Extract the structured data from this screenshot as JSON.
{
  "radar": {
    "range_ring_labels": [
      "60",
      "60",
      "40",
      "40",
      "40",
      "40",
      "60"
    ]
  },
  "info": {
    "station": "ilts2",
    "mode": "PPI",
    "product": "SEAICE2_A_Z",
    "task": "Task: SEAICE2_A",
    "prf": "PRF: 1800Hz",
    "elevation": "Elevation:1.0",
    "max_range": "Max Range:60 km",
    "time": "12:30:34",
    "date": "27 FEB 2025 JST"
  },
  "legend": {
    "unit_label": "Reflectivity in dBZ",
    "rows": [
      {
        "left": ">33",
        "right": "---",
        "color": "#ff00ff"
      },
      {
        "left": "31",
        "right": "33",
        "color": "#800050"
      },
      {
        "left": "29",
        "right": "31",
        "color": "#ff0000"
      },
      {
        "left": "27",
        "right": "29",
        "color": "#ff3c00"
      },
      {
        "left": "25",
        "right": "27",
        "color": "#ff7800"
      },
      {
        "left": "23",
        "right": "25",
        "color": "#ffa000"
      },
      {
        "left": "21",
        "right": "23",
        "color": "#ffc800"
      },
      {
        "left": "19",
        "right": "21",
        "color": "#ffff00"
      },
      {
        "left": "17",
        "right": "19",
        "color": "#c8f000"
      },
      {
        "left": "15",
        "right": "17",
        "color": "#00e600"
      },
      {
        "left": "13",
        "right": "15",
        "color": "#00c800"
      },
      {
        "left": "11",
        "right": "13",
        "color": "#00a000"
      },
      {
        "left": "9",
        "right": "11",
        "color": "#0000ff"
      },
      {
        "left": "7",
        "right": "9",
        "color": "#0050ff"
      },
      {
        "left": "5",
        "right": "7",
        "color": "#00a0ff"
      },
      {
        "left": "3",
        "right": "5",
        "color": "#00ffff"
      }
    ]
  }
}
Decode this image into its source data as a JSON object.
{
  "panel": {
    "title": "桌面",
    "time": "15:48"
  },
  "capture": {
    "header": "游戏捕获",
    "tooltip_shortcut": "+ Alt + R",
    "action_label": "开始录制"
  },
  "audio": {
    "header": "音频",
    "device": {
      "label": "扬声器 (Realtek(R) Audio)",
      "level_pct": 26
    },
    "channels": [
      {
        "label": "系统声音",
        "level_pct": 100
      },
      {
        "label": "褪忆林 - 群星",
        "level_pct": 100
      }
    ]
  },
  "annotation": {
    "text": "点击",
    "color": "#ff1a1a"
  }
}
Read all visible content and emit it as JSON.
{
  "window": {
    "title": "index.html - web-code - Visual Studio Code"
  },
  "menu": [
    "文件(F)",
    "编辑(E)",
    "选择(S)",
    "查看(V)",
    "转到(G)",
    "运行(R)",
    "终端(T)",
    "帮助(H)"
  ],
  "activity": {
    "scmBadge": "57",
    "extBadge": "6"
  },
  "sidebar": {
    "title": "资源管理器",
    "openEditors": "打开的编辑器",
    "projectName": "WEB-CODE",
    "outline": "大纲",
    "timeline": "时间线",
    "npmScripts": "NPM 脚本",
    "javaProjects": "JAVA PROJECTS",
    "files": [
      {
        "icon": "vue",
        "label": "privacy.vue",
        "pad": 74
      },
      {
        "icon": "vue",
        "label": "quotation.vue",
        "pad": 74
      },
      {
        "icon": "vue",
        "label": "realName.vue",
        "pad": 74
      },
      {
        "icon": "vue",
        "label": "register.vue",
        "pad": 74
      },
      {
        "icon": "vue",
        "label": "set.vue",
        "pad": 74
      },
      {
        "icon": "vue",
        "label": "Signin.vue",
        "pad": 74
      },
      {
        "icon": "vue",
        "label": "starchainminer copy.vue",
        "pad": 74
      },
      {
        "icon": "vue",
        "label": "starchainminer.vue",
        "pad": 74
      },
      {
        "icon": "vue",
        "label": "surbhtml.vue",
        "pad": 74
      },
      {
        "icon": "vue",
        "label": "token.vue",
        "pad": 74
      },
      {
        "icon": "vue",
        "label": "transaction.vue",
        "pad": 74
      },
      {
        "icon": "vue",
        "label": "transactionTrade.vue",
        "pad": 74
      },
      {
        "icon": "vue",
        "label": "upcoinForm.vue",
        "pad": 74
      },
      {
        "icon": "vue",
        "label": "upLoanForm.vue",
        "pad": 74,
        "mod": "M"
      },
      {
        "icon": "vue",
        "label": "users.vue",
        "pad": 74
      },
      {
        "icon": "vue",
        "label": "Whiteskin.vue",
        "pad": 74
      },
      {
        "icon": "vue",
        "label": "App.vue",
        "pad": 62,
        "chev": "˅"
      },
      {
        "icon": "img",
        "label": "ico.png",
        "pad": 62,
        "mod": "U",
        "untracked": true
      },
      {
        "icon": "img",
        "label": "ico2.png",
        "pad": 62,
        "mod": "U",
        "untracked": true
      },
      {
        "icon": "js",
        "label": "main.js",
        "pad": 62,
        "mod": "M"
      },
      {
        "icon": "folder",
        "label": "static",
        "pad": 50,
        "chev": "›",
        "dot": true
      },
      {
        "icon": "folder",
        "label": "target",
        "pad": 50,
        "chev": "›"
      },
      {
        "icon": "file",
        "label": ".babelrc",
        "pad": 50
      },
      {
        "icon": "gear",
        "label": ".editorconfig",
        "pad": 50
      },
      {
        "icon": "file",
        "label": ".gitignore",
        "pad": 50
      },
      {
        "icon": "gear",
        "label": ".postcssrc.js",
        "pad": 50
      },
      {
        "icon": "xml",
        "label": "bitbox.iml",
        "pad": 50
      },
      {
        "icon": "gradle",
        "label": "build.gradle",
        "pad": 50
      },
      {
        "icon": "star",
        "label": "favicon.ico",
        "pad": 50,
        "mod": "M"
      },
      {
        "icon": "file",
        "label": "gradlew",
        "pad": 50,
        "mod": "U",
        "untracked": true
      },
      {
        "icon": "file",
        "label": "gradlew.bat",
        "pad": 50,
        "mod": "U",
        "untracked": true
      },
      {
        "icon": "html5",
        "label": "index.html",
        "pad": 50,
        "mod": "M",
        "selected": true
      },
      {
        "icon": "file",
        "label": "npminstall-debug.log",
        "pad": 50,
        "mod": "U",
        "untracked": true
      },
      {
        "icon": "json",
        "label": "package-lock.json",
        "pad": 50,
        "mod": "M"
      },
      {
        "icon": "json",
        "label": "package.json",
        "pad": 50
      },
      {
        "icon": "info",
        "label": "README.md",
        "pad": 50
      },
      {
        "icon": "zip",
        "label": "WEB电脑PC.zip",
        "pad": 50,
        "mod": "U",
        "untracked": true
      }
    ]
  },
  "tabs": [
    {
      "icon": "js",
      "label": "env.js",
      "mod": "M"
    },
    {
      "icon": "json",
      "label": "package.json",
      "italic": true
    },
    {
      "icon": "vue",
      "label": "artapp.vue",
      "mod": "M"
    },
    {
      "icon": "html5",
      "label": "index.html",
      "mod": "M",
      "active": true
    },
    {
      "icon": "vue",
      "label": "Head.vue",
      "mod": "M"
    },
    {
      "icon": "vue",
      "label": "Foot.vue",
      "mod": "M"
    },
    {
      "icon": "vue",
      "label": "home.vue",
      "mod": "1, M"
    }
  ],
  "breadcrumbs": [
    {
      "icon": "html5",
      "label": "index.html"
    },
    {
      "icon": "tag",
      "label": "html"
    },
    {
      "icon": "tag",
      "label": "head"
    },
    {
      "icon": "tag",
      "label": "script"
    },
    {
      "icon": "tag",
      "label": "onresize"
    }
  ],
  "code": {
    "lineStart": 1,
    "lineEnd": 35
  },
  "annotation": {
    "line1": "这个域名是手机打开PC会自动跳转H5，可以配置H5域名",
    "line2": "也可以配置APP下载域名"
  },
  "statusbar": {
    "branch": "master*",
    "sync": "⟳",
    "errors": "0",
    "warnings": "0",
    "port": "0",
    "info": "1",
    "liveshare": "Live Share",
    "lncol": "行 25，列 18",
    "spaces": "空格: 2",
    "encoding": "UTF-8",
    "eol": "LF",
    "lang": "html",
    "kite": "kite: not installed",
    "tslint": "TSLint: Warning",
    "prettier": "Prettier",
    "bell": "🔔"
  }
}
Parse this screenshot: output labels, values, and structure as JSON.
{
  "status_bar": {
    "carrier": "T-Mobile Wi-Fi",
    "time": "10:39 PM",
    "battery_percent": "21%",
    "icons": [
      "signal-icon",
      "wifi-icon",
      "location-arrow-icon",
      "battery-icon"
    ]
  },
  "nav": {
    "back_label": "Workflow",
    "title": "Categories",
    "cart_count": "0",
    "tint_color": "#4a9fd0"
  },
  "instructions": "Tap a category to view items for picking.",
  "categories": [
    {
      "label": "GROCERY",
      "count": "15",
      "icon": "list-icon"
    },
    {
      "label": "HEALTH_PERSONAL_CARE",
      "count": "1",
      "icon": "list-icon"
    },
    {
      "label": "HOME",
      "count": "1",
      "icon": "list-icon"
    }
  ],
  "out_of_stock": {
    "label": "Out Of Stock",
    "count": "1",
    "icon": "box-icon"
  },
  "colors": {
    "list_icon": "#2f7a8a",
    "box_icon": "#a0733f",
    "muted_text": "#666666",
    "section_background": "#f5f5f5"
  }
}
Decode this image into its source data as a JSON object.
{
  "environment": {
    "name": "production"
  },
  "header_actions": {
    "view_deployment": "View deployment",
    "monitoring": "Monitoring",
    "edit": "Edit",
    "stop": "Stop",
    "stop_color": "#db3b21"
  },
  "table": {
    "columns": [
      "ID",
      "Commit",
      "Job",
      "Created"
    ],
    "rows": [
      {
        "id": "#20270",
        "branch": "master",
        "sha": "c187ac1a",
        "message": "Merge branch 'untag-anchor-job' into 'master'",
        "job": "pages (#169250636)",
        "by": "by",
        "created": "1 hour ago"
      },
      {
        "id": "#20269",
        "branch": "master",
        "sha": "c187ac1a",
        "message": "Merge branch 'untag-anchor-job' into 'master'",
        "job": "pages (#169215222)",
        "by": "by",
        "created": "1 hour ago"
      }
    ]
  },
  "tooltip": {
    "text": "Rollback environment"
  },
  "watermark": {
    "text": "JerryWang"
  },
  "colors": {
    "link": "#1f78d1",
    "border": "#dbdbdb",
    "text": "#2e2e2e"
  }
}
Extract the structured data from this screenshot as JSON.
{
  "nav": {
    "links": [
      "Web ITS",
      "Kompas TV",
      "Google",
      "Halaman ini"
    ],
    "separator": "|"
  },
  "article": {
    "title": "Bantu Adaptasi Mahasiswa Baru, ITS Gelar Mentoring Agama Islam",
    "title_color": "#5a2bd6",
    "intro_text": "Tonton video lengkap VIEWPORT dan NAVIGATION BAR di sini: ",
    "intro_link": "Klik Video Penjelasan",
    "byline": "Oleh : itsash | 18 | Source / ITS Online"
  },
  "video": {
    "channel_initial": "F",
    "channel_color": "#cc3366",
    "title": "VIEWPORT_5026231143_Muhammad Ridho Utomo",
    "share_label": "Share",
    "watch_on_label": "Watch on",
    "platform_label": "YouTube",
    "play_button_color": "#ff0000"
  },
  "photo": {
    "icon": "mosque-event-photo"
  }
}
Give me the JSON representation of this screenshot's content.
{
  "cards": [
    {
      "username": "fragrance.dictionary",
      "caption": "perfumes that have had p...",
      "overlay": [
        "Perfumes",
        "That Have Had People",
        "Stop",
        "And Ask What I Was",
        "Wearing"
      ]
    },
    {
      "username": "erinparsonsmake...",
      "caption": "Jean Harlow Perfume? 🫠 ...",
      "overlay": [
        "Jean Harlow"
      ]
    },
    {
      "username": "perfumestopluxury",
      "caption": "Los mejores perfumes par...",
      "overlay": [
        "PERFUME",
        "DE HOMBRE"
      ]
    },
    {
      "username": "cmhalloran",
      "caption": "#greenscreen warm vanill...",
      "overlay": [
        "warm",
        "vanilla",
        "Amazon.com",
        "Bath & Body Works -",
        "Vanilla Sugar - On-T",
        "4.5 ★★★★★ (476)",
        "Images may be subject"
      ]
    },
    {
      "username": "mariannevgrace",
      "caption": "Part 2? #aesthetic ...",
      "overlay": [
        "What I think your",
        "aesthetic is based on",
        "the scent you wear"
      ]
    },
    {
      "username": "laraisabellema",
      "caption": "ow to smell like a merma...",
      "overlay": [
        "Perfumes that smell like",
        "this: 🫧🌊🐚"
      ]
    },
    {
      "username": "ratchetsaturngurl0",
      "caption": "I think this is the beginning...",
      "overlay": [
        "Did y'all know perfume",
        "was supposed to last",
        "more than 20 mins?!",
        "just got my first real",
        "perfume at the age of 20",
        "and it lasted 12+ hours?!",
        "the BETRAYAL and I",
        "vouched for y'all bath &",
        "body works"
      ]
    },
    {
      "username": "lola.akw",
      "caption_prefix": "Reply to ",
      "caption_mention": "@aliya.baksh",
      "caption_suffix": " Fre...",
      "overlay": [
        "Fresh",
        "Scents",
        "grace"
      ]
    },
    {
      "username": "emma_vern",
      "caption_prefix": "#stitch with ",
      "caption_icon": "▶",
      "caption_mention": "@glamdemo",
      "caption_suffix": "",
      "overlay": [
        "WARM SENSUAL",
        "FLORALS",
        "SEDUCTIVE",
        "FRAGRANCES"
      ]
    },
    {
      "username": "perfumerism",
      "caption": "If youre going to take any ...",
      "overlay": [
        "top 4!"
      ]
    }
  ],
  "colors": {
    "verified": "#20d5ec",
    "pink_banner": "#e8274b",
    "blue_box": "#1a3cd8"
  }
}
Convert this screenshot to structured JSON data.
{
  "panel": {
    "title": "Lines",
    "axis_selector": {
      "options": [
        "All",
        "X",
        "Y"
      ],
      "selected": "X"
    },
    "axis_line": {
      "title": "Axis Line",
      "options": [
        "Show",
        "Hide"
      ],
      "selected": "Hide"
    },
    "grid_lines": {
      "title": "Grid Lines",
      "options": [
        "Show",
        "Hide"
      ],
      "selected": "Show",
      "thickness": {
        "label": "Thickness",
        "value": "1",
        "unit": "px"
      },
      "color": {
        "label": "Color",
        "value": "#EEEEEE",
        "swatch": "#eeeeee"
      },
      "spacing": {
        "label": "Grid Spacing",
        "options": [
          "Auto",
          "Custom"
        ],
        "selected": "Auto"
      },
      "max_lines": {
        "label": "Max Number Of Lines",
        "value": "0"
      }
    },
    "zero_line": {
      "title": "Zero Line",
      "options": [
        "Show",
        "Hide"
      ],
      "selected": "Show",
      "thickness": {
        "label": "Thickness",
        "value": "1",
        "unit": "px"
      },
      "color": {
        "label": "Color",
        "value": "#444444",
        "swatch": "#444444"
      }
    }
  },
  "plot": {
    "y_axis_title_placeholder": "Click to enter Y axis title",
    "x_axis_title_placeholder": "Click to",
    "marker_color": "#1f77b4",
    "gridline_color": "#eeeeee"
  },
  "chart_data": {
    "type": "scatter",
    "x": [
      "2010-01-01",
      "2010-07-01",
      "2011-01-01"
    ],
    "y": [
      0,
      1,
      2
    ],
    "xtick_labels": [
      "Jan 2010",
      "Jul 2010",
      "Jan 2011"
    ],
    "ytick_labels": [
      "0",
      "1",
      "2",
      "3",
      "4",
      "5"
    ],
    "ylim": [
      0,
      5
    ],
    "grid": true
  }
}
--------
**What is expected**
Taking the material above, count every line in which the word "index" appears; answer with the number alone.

**Solution for this exercise**
4